- Delivery and development of carer and workforce training by inviting applications from across the sectors, and funding carer and workforce training through the allocation of funds in a transparent way.
14.7 Subject to the outcome of the Spending Review, we will also work with NHS Boards so that they will make a carer training offer to carers.
ACTION POINT 14.1
The National Carers Organisations will use the £281,000 grant from the Scottish Government to allocate grants to a range of organisations for carer and workforce training in a transparent and outcome-focused way. The NCOs will ensure dovetailing with the NHS Board Carer Information Strategies.
ACTION POINT 14.2
NHSBoards will build on the carer training provided under the Carer Information Strategies and continue to train carers beyond 2011. Subject to the outcome of the Spending Review, the Scottish Government will also work with NHS Boards so that they will make a training offer to carers.
14.8 A well-informed, knowledgeable, trained and skilled health and social care workforce is essential to help improve the lives of carers and young carers.

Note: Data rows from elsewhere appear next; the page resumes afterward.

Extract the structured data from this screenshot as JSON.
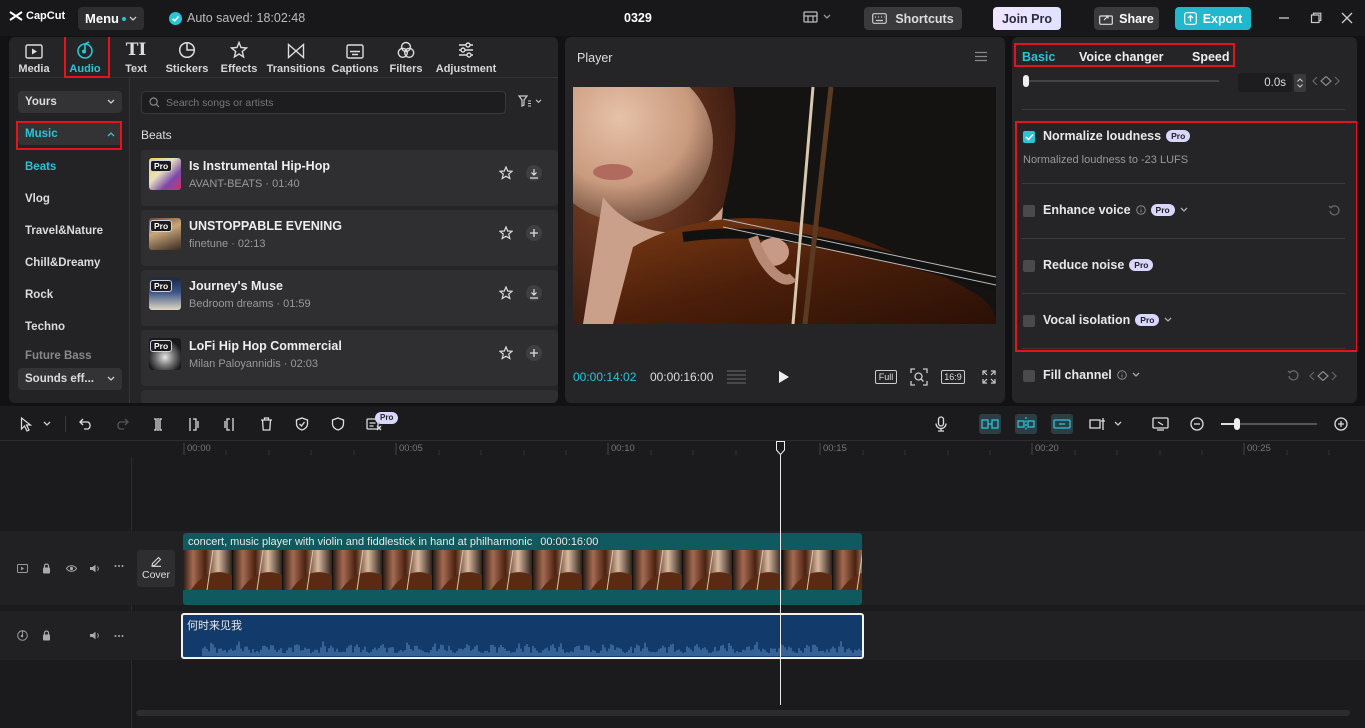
{
  "app": {
    "logo": "CapCut",
    "menu_label": "Menu",
    "autosave": "Auto saved: 18:02:48",
    "project_name": "0329",
    "shortcuts_label": "Shortcuts",
    "joinpro_label": "Join Pro",
    "share_label": "Share",
    "export_label": "Export"
  },
  "toolbar": {
    "items": [
      {
        "label": "Media",
        "icon": "media-icon"
      },
      {
        "label": "Audio",
        "icon": "audio-icon",
        "active": true
      },
      {
        "label": "Text",
        "icon": "text-icon"
      },
      {
        "label": "Stickers",
        "icon": "stickers-icon"
      },
      {
        "label": "Effects",
        "icon": "effects-icon"
      },
      {
        "label": "Transitions",
        "icon": "transitions-icon"
      },
      {
        "label": "Captions",
        "icon": "captions-icon"
      },
      {
        "label": "Filters",
        "icon": "filters-icon"
      },
      {
        "label": "Adjustment",
        "icon": "adjustment-icon"
      }
    ]
  },
  "sidebar": {
    "yours": "Yours",
    "music": "Music",
    "items": [
      "Beats",
      "Vlog",
      "Travel&Nature",
      "Chill&Dreamy",
      "Rock",
      "Techno",
      "Future Bass"
    ],
    "sounds": "Sounds eff..."
  },
  "library": {
    "search_placeholder": "Search songs or artists",
    "section_title": "Beats",
    "tracks": [
      {
        "title": "Is Instrumental Hip-Hop",
        "meta": "AVANT-BEATS · 01:40"
      },
      {
        "title": "UNSTOPPABLE EVENING",
        "meta": "finetune · 02:13"
      },
      {
        "title": "Journey's Muse",
        "meta": "Bedroom dreams · 01:59"
      },
      {
        "title": "LoFi Hip Hop Commercial",
        "meta": "Milan Paloyannidis · 02:03"
      }
    ],
    "pro_badge": "Pro"
  },
  "player": {
    "title": "Player",
    "current_time": "00:00:14:02",
    "total_time": "00:00:16:00",
    "full_label": "Full",
    "ratio_label": "16:9"
  },
  "settings": {
    "tabs": [
      "Basic",
      "Voice changer",
      "Speed"
    ],
    "speed_value": "0.0s",
    "normalize": {
      "label": "Normalize loudness",
      "sub": "Normalized loudness to -23 LUFS",
      "checked": true
    },
    "enhance": "Enhance voice",
    "reduce": "Reduce noise",
    "vocal": "Vocal isolation",
    "fill": "Fill channel",
    "pro_badge": "Pro"
  },
  "timeline": {
    "ruler": [
      "00:00",
      "00:05",
      "00:10",
      "00:15",
      "00:20",
      "00:25"
    ],
    "video_clip_title": "concert, music player with violin and fiddlestick in hand at philharmonic",
    "video_clip_duration": "00:00:16:00",
    "audio_clip_title": "何时来见我",
    "cover_label": "Cover",
    "pro_badge": "Pro"
  }
}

14.9 Health and social care staff should have a proper appreciation of the role of carers and young carers and commit to engage with carers as equal and expert partners in the design and delivery of health and social care services.
14.10 NHS Boards and local authorities need to continue to take forward workforce training through induction training and continuous professional development. Relevant good practice includes Glasgow City Council's mandatory training module for health and social work staff and NHS Lothian's e-training for the workforce.

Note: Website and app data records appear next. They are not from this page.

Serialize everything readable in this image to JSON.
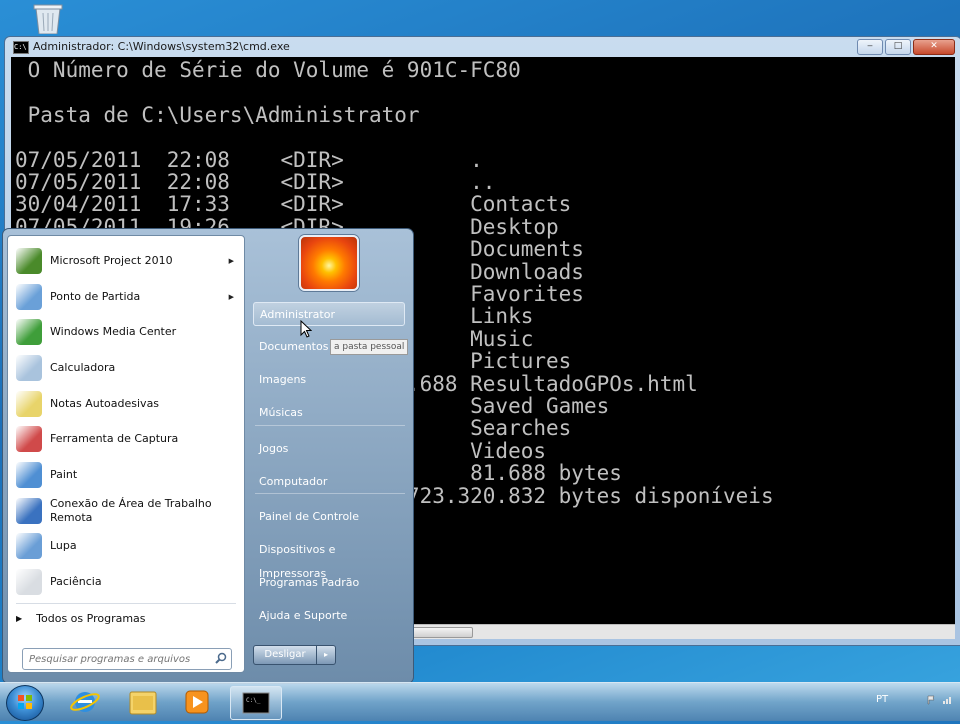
{
  "desktop": {
    "icons": [
      "recycle-bin-icon"
    ]
  },
  "console_window": {
    "title": "Administrador: C:\\Windows\\system32\\cmd.exe",
    "buttons": {
      "minimize": "‒",
      "maximize": "□",
      "close": "✕"
    },
    "lines": [
      " O Número de Série do Volume é 901C-FC80",
      "",
      " Pasta de C:\\Users\\Administrator",
      "",
      "07/05/2011  22:08    <DIR>          .",
      "07/05/2011  22:08    <DIR>          ..",
      "30/04/2011  17:33    <DIR>          Contacts",
      "07/05/2011  19:26    <DIR>          Desktop",
      "                                    Documents",
      "                                    Downloads",
      "                                    Favorites",
      "                                    Links",
      "                                    Music",
      "                                    Pictures",
      "                              1.688 ResultadoGPOs.html",
      "                                    Saved Games",
      "                                    Searches",
      "                                    Videos",
      "                                    81.688 bytes",
      "                              .723.320.832 bytes disponíveis"
    ],
    "scrollbar_grip": "|||"
  },
  "start_menu": {
    "programs": [
      {
        "label": "Microsoft Project 2010",
        "icon": "microsoft-project-icon",
        "submenu": true
      },
      {
        "label": "Ponto de Partida",
        "icon": "getting-started-icon",
        "submenu": true
      },
      {
        "label": "Windows Media Center",
        "icon": "media-center-icon",
        "submenu": false
      },
      {
        "label": "Calculadora",
        "icon": "calculator-icon",
        "submenu": false
      },
      {
        "label": "Notas Autoadesivas",
        "icon": "sticky-notes-icon",
        "submenu": false
      },
      {
        "label": "Ferramenta de Captura",
        "icon": "snipping-tool-icon",
        "submenu": false
      },
      {
        "label": "Paint",
        "icon": "paint-icon",
        "submenu": false
      },
      {
        "label": "Conexão de Área de Trabalho\nRemota",
        "icon": "remote-desktop-icon",
        "submenu": false
      },
      {
        "label": "Lupa",
        "icon": "magnifier-icon",
        "submenu": false
      },
      {
        "label": "Paciência",
        "icon": "solitaire-icon",
        "submenu": false
      }
    ],
    "all_programs": "Todos os Programas",
    "search_placeholder": "Pesquisar programas e arquivos",
    "right_items": [
      "Administrator",
      "Documentos",
      "Imagens",
      "Músicas",
      "Jogos",
      "Computador",
      "Painel de Controle",
      "Dispositivos e Impressoras",
      "Programas Padrão",
      "Ajuda e Suporte"
    ],
    "tooltip": "a pasta pessoal",
    "shutdown_label": "Desligar",
    "shutdown_arrow": "▸"
  },
  "taskbar": {
    "pinned": [
      "internet-explorer-icon",
      "windows-explorer-icon",
      "media-player-icon",
      "command-prompt-icon"
    ],
    "language": "PT"
  }
}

14.11 The Scottish Government will take forward workforce training issues with the Scottish Social Services Council ( SSSC), with NHS Education for Scotland ( NES) and with others.
14.12 The national carer organisations will be using part of the £281,000 grant from the Scottish Government to allocate grants in 2010-11 to a range of organisations for workforce training. The NCOs will ensure dovetailing with all other workforce training, including that being taken forward by NHS Boards.
ACTION POINT 14.3
In 2010-12, NHS Education for Scotland ( NES), in collaboration with NHS Boards and the national carer organisations, will review existing training, education and learning modules for working with carers and young carers; identify core competencies for NHS staff in identifying and supporting carers and young carers; and identify packages and materials to be incorporated within core induction, education and training curricula.
ACTION POINT 14.4
NESwill communicate to the relevant regulatory, professional and national bodies the importance of identifying and supporting carers and young carers in workforce training and education.
ACTION POINT 14.5
From 2010 onwards, the Scottish Government will work with NHS Boards to ensure that identifying and supporting carers and young carers is embedded in workforce training.
ACTION POINT 14.6
From 2010 onwards, the Scottish Government will continue to promote the benefits of workforce training through the Scottish Social Services Council ( SSSC), the national carer organisations and others.
ACTION POINT 14.7
In 2011-12, NHS Education for Scotland ( NES), and the national carer organisations will produce a good practice guide to workforce training. This will be widely distributed.